By MICHAEL RUHLMAN
Reviewed by Sarah L. Courteau
Consider, says Michael Ruhlman, the most compelling evidence of a civilization's evolutionary leap: the supermarket....
Yawn: Adventures in Boredom
By MARY MANN
Reviewed by Mark Athitakis
One of the most common experiences is also one of the most poorly understood: Mary Mann explores the paradox of tedium....
With a God on His Side
Essay by Robert Christgau
Across his studies of culture and materialism, critic and philosopher Terry Eagleton looks for the "heart of a heartless world." Essay by Robert Christgau.
Fear City: New York’s Fiscal Crisis and the Rise of Austerity Politics
By KIM PHILLIPS-FEIN
Reviewed by Barbara Spindel
The notion of "austerity" has returned to political conversations about the fate of America's cities. Kim Phillips-Fein looks back at the the lessons offered by New York's economic crisis of the...
Theft by Finding: Diaries (1977−2002)
By DAVID SEDARIS
Reviewed by Heller McAlpin
David Sedaris has made a literary career out of transforming the events of his life into mordantly comic prose. What does a look into his source material tell us? Review by Heller McAlpin.
By NORMAN PODHORETZ
Reviewed by Christopher Byrd
Ambition, code switching, envy and obsession: revisiting Norman Podhoretz's memoir "Making It," writes Christopher Byrd, reveals not just a portrait, but a mirror....
House of Names
By COLM TÓIBÍN
Reviewed by Steven G. Kellman
The author of "The Master" and "Brooklyn" takes on one of the greatest and most wrenching stories out of classical myth -- the crime and punishment of the House of Atreus.
By MARK KURLANSKY
Reviewed by Peter Lewis
Mark Kurlansky takes his idiosyncratic approach to history on a trip to Cuba's fabled capital. Review by Peter Lewis.
Killers of the Flower Moon: The Osage Murders and the Birth of the FBI
By DAVID GRANN
Reviewed by Peter Lewis
David Grann looks back at a string of sinister deaths that plagued Oklahoma's Osage community in the 1920s. Review by Peter Lewis.
Not a Path, But a Labyrinth: Claire Dederer’s “Love and Trouble”
By David L. Ulin
In a coruscating new memoir, the author of "Poser" takes on the mysteries of love, desire, fidelity and marriage -- but finds no easy answers. Profile by David L. Ulin.
Where the Water Goes: Life and Death Along the Colorado River
By DAVID OWEN
Reviewed by Michael O'Donnell
A new book looks at what the Colorado River system means for the United States -- and how that might change, permanently.

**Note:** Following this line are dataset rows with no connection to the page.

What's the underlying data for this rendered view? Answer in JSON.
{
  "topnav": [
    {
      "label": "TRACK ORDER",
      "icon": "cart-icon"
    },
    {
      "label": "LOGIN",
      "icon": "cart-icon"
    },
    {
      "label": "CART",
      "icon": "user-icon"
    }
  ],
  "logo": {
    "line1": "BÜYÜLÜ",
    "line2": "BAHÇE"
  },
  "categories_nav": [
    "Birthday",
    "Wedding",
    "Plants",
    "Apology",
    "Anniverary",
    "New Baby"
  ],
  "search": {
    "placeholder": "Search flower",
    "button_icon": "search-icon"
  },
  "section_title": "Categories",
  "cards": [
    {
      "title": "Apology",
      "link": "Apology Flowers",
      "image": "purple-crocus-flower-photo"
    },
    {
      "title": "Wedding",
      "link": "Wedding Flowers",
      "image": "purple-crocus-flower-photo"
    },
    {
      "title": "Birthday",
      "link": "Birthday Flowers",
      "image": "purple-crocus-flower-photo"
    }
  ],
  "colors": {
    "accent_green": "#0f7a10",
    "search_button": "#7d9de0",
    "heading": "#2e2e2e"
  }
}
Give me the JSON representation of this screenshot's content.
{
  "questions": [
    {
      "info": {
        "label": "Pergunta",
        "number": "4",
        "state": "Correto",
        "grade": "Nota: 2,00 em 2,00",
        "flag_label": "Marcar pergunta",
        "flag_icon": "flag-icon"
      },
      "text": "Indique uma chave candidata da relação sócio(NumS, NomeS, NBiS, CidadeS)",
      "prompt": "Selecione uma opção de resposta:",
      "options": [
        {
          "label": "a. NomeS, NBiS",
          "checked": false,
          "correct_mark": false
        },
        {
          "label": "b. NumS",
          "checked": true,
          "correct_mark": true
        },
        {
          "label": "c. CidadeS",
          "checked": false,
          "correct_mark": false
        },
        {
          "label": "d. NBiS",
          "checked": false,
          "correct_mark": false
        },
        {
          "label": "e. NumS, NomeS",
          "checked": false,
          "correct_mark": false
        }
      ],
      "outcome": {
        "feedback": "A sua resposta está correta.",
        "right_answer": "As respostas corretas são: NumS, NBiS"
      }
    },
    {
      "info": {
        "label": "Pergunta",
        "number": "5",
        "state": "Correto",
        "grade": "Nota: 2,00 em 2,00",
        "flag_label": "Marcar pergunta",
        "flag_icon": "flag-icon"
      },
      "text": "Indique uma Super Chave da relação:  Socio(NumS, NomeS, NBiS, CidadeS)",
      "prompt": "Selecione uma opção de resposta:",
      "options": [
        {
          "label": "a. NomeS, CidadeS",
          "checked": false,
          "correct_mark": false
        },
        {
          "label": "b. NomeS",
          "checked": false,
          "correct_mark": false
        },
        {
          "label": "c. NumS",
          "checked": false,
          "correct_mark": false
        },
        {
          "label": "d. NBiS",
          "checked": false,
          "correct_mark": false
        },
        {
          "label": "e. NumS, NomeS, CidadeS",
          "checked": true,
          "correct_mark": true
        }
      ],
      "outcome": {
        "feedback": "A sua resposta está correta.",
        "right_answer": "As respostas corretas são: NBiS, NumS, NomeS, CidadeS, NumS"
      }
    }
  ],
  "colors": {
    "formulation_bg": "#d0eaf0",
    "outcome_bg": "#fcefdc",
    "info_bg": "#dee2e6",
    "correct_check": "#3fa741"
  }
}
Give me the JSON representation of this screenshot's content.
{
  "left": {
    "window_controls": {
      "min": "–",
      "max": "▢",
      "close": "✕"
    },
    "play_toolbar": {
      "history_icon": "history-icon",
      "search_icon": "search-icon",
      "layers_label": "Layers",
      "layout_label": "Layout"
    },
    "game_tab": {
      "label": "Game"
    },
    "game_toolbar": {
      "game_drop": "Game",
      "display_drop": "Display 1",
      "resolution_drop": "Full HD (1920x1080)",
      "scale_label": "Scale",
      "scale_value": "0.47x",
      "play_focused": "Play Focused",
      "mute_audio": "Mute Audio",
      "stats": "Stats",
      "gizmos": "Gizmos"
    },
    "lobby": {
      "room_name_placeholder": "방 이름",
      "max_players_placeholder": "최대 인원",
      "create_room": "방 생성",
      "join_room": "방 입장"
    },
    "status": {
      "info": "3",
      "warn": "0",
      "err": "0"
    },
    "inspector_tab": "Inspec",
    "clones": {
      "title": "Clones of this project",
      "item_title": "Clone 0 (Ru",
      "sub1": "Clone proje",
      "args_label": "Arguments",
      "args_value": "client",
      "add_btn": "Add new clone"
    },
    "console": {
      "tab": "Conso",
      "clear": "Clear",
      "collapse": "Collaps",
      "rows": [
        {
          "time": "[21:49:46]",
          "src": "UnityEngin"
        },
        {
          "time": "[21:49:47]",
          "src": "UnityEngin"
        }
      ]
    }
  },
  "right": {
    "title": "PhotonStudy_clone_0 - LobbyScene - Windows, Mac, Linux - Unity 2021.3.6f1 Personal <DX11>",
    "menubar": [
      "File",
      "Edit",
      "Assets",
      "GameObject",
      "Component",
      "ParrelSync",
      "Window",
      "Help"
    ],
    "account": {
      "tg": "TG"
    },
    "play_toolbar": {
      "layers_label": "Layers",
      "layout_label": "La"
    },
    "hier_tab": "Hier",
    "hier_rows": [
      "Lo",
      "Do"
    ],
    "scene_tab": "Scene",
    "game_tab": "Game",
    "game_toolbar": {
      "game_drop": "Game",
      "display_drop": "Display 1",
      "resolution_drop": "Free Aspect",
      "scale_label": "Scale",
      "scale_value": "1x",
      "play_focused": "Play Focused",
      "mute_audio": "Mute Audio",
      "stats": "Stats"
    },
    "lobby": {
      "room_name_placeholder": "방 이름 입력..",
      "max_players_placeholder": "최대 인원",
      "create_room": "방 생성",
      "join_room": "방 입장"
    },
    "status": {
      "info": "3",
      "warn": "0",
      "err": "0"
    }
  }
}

Review by Michael O'Donnell.
“You Know Something Awful is Coming”: Deb Olin Unferth
Profile by David L. Ulin
In Deb Olin Unferth's writing, the only thing you can count on is that nothing is predictable. The result, writes David Ulin, is fiction as surprising and exciting as life itself.